Beyond that, however, Da Vinci’s Demons is rather disappointing. As I said before, the politics get far too complicated and rather cliched pretty fast. It reaches a point where every episode we get to watch bad guys standing around toting their diabolical plans together. All that is missing is the evil cartoon laughs.
Demons is also embarrassingly obvious in its writing and presentation of its central themes. The whole idea of the show is freedom of knowledge. Da Vinci wants to plow his way to new ideas, but forces in power see it as unconventional and strange and seek to stop him.
To play out this theme for audiences, Goyer actually creates a secret society of dudes that is trying to release all the knowledge in the world to people.
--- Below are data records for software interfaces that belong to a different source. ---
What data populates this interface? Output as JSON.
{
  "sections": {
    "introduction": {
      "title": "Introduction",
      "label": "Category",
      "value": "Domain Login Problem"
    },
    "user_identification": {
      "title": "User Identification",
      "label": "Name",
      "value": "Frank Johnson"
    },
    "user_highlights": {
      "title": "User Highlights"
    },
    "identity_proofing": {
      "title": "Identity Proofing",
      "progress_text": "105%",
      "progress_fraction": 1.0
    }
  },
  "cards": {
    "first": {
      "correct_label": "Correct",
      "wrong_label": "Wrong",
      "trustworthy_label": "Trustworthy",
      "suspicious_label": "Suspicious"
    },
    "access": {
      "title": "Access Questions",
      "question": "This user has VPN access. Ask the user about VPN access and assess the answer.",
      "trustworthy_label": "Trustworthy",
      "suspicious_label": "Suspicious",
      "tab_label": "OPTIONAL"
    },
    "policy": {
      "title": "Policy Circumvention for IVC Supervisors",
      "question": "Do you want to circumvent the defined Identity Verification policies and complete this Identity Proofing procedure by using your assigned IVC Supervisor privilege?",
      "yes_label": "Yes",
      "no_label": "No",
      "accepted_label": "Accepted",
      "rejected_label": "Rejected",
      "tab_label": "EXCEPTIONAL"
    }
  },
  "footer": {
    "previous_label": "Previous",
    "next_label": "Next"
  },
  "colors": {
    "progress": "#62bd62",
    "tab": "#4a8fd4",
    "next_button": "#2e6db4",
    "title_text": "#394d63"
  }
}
There’s some secret book or something plus a secret room with all the knowledge of the universe or some such junk like that, and the Catholic Church is suppressing it all so they can control what people know and do not know.
It’s pretty amateurish stuff for the guy that helped write The Dark Knight trilogy. Other than its obviousness, however, DaVinci’s Demons can be a fun and unique show.
One of the cooler aspects to the series is the look. Goyer directs the first two episodes and he brings a unique style to the way he shows DaVinci solving problems. The show becomes part animated as we go inside his mind. It’s a neat trick that never feels hokey.
Still, Da Vinci’s Demons is too much of a mixed bag to recommend especially when you consider the other higher quality series’ awaiting you on television. Despite a charismatic central performance and unique look and feel, Demons is too obvious and cliche for its own good.
The DVD set includes plenty of episode commentaries, deleted scenes and a few features on the look and themes of show.